▶ **PROBLEM STATEMENT**: Each line that holds the word "name" counts once; give the total for the records below and nothing else.

▶ **ENTRIES PROVIDED**:
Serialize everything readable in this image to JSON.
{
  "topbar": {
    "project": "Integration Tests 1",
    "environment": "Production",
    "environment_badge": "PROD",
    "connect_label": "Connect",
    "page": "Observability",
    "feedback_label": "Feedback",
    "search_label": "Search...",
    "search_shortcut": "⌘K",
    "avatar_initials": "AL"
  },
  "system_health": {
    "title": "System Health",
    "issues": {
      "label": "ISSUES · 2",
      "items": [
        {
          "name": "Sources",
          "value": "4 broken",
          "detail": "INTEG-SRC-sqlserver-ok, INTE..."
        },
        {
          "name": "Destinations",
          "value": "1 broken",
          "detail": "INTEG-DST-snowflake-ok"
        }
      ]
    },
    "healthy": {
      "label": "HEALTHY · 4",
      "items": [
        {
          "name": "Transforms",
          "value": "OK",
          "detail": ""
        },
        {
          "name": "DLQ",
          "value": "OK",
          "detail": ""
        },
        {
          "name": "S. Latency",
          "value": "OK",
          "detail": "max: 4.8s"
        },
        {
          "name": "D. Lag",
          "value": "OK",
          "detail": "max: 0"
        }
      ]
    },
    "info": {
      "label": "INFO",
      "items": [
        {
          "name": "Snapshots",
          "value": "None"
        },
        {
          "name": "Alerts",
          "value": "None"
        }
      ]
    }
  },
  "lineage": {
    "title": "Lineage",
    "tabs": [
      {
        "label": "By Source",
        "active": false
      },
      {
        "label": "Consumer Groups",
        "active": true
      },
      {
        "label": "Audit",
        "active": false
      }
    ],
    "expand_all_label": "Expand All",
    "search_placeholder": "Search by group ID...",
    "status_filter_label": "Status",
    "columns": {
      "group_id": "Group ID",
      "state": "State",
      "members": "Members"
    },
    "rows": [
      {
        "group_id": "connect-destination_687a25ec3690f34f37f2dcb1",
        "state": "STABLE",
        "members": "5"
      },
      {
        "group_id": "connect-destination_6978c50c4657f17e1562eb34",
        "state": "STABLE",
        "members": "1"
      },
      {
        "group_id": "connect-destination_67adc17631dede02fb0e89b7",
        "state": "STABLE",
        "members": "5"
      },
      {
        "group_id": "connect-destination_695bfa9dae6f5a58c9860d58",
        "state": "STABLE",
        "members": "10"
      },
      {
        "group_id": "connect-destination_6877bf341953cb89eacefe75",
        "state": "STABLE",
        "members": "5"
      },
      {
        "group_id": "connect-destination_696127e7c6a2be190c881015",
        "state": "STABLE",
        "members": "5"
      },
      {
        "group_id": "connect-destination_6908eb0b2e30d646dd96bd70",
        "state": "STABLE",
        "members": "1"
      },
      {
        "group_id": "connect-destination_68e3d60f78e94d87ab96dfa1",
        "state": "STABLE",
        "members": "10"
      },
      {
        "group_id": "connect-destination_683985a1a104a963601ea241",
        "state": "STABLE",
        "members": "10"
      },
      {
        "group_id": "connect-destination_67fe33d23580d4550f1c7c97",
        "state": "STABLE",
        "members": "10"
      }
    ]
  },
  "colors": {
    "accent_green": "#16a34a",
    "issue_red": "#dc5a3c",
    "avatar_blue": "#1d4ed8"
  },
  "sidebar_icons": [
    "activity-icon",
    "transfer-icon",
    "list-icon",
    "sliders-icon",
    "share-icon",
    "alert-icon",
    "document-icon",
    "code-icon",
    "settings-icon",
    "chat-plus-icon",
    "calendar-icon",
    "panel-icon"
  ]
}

▶ **OUTPUT**: 8